The Bill Pickett Invitational Rodeo celebrates and honor Black Cowboys and Cowgirls and their contributions to building the west. We highlight the irrefutable global appeal of Black Cowboys and Cowgirls in the West and the stories behind a sub-culture that is still strong today.
Pickett was descended from American Indians and black slaves in the Southwest. He grew up in West Texas, learning to ride and rope as a boy, and became a ranch hand; he performed simple trick rides in town on weekends. In 1900 he became a showman, sponsored by Lee Moore, a Texas rodeo entrepreneur.
In March 1932, Pickett tripped while roping a stallion and fell under the horse, which kicked him in the head. For the next 11 days he clung to life with a fractured skull. Finally, on April 2, 1932, he died in a hospital in Ponca City, Oklahoma. Pickett’s funeral was one of the largest ever held in Oklahoma.
The Dusky Demon
Miller Brothers 101 Ranch, OK
Williamson County, TX
Rodeo legend Bill Pickett had a saying. “What’s gonna happen, gonna happen,” he’d mutter to himself before going face-to-face with a charging bull. Then, with thousands of people watching, he’d do something the crowd never expected to see.
Steer wrestling , also called bulldogging , rodeo event in which a mounted cowboy (or bulldogger ) races alongside and then tackles a full-grown steer. The event starts with the bulldogger and his hazer (a second rider who keeps the steer running straight) on either side of the steer’s chute.

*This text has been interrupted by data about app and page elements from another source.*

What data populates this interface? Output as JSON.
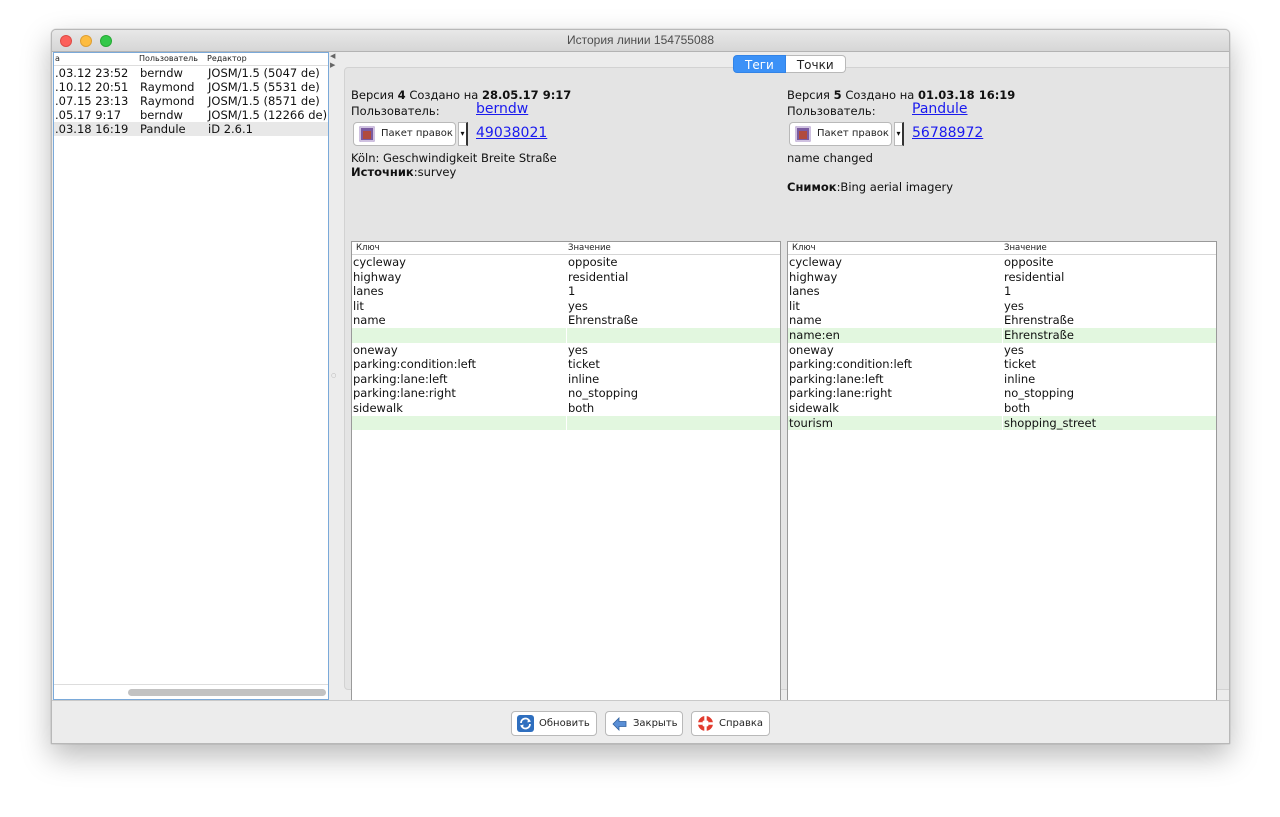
{
  "window": {
    "title": "История линии 154755088"
  },
  "history": {
    "columns": [
      "а",
      "Пользователь",
      "Редактор"
    ],
    "rows": [
      {
        "date": ".03.12 23:52",
        "user": "berndw",
        "editor": "JOSM/1.5 (5047 de)"
      },
      {
        "date": ".10.12 20:51",
        "user": "Raymond",
        "editor": "JOSM/1.5 (5531 de)"
      },
      {
        "date": ".07.15 23:13",
        "user": "Raymond",
        "editor": "JOSM/1.5 (8571 de)"
      },
      {
        "date": ".05.17 9:17",
        "user": "berndw",
        "editor": "JOSM/1.5 (12266 de)"
      },
      {
        "date": ".03.18 16:19",
        "user": "Pandule",
        "editor": "iD 2.6.1"
      }
    ]
  },
  "tabs": {
    "tags": "Теги",
    "nodes": "Точки"
  },
  "left": {
    "version_prefix": "Версия",
    "version_num": "4",
    "created_on": "Создано на",
    "datetime": "28.05.17 9:17",
    "user_label": "Пользователь:",
    "user": "berndw",
    "changeset_button": "Пакет правок",
    "changeset_id": "49038021",
    "comment": "Köln: Geschwindigkeit Breite Straße",
    "source_label": "Источник",
    "source_value": ":survey",
    "table_header": {
      "key": "Ключ",
      "value": "Значение"
    },
    "tags": [
      {
        "key": "cycleway",
        "value": "opposite"
      },
      {
        "key": "highway",
        "value": "residential"
      },
      {
        "key": "lanes",
        "value": "1"
      },
      {
        "key": "lit",
        "value": "yes"
      },
      {
        "key": "name",
        "value": "Ehrenstraße"
      },
      {
        "key": "",
        "value": "",
        "added": true
      },
      {
        "key": "oneway",
        "value": "yes"
      },
      {
        "key": "parking:condition:left",
        "value": "ticket"
      },
      {
        "key": "parking:lane:left",
        "value": "inline"
      },
      {
        "key": "parking:lane:right",
        "value": "no_stopping"
      },
      {
        "key": "sidewalk",
        "value": "both"
      },
      {
        "key": "",
        "value": "",
        "added": true
      }
    ]
  },
  "right": {
    "version_prefix": "Версия",
    "version_num": "5",
    "created_on": "Создано на",
    "datetime": "01.03.18 16:19",
    "user_label": "Пользователь:",
    "user": "Pandule",
    "changeset_button": "Пакет правок",
    "changeset_id": "56788972",
    "comment": "name changed",
    "source_label": "Снимок",
    "source_value": ":Bing aerial imagery",
    "table_header": {
      "key": "Ключ",
      "value": "Значение"
    },
    "tags": [
      {
        "key": "cycleway",
        "value": "opposite"
      },
      {
        "key": "highway",
        "value": "residential"
      },
      {
        "key": "lanes",
        "value": "1"
      },
      {
        "key": "lit",
        "value": "yes"
      },
      {
        "key": "name",
        "value": "Ehrenstraße"
      },
      {
        "key": "name:en",
        "value": "Ehrenstraße",
        "added": true
      },
      {
        "key": "oneway",
        "value": "yes"
      },
      {
        "key": "parking:condition:left",
        "value": "ticket"
      },
      {
        "key": "parking:lane:left",
        "value": "inline"
      },
      {
        "key": "parking:lane:right",
        "value": "no_stopping"
      },
      {
        "key": "sidewalk",
        "value": "both"
      },
      {
        "key": "tourism",
        "value": "shopping_street",
        "added": true
      }
    ]
  },
  "buttons": {
    "refresh": "Обновить",
    "close": "Закрыть",
    "help": "Справка"
  },
  "colors": {
    "added_row": "#e2f7df",
    "tab_active": "#3b91f7",
    "link": "#1a1aee"
  },
  "icons": {
    "refresh": "refresh-icon",
    "close": "close-icon",
    "help": "lifebuoy-icon",
    "changeset": "changeset-icon"
  }
}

Rodeo itself evolved after the Texas Revolution and the U.S.-Mexican War when Anglo cowboys learned the skills, attire, vocabulary, and sports of the vaqueros.